(9.) van Riel PLCM, Taggart AJ, Sany J, et al. Efficacy and safety of combination etanercept and methotrexate versus etanercept alone in patients with rheumatoid arthritis with an inadequate response to methotrexate: the ADORE study. Ann Rheum Dis. 2006;65:1478-83.

(10.) Kameda H, Ueki Y, Saito K, et al; Japan Biological Agent Study Integrated Consortium. Etanercept (ETN) with methotrexate (MTX) is better than ETN monotherapy in patients with active rheumatoid arthritis despite MTX therapy: a randomized trial. Mod Rheumatol. 2010 Dec;20(6):531-8.

(11.) Breedveld FC, Combe B. Understanding emerging treatment paradigms in rheumatoid arthritis. Arthritis Res Ther. 2011 May 25;13 Suppl 1:S3.

(12.) Goekoop-Ruiterman YPM, de Vries-Bouwstra JK, Allaart CF, et al. Clinical and radiographic outcomes of four different strategies in patients with early rheumatoid arthritis (the BeSt study). A randomized controlled trial. Arthritis Rheum. 2005;52(11):3381-90.

(13.) Emery P, Breedveld FC, Hall S, et al. Comparison of methotrexate monotherapy with a combination of methotrexate and etanercept in active, early, moderate to severe rheumatoid arthritis (COMET): a randomised, double-blind, parallel treatment trial. Lancet. 2008;372(9636):375-82.

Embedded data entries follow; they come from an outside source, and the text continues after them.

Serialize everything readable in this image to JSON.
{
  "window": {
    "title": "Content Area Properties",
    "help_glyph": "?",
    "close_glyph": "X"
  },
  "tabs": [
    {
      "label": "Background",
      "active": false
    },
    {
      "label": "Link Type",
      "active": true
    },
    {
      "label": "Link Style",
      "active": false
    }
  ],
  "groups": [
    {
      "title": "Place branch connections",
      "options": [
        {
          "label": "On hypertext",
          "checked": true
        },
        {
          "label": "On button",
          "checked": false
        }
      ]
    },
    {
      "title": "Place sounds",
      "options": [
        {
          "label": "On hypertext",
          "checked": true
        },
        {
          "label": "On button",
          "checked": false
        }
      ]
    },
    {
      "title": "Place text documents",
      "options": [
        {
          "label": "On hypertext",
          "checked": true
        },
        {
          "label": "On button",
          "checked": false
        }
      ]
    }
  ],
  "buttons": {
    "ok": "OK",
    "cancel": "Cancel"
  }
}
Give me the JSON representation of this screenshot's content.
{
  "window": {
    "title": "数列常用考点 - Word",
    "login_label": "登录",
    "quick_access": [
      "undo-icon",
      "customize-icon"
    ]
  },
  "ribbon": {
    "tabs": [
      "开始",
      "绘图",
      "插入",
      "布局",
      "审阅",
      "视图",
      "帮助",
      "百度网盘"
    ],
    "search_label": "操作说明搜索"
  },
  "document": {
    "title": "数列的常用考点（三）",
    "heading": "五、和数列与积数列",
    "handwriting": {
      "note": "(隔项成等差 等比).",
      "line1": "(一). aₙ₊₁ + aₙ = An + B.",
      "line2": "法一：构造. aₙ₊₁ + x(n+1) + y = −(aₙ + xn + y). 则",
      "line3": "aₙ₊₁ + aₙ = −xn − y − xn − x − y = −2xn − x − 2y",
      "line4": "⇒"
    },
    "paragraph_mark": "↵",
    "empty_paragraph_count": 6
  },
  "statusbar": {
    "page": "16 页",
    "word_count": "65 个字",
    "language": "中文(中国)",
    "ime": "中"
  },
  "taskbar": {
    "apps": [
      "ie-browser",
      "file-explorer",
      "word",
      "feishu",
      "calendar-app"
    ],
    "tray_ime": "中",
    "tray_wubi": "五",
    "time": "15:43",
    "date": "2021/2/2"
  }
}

(14.) Breedveld FC, Weisman MH, Kavanaugh AF, et al. The PREMIER study: a multicenter, randomized, double-blind clinical trial of combination therapy with adalimumab plus methotrexate versus methotrexate alone or adalimumab alone in patients with early aggressive rheumatoid arthritis who had not had previous methotrexate treatment. Arthritis Rheum. 2006;54(1):26-37.

(15.) Emery P, Breedveld F, van der Heijde D, et al. Combination of Methotrexate and Etanercept in Early Rheumatoid Arthritis Trial Group. Two-year clinical and radiographic results with combination etanercept-methotrexate therapy versus monotherapy in early rheumatoid arthritis: a two-year, double-blind, randomized study. Arthritis Rheum. 2010 Mar;62(3):674-82.

(16.) van der Heijde D, Breedveld FC, Kavanaugh A, et al. Disease activity, physical function, and radiographic progression after longterm therapy with adalimumab plus methotrexate: 5-year results of PREMIER. J Rheumatol. 2010;37(11): 2237-46.

(17.) Simsek I, Yazici Y. Safety and clinical efficacy of golimumab in the treatment of arthritides. Drug Healthc Patient Saf. 2010;2:169-80.

(18.) Keystone EC, Genovese MC, Klareskog L, et al. Golimumab, a human antibody to tumour necrosis factor alpha given by monthly subcutaneous injections, in active rheumatoid arthritis despite methotrexate therapy: the GO-FORWARD study. Ann Rheum Dis. 2009;68(6):789-96.

(19.) Keystone E, Genovese MC, Klareskog L, et al. Golimumab in patients with active rheumatoid arthritis despite methotrexate therapy: 52-week results of the GO-FORWARD study. Ann Rheum Dis. 2010;69(6):1129-35.

Ismail Simsek, M.D., Associate Professor of Medicine, Gulhane School of Medicine, Division of Rheumatology. Etlik, Ankara, Turkey.

Correspondence: Ismail Simsek, M.D., Gulhane School of Medicine, Division of Rheumatology, Etlik, Ankara 06018, Turkey; drisimsek@gmail.com.
Gale Copyright: Copyright 2011 Gale, Cengage Learning. All rights reserved.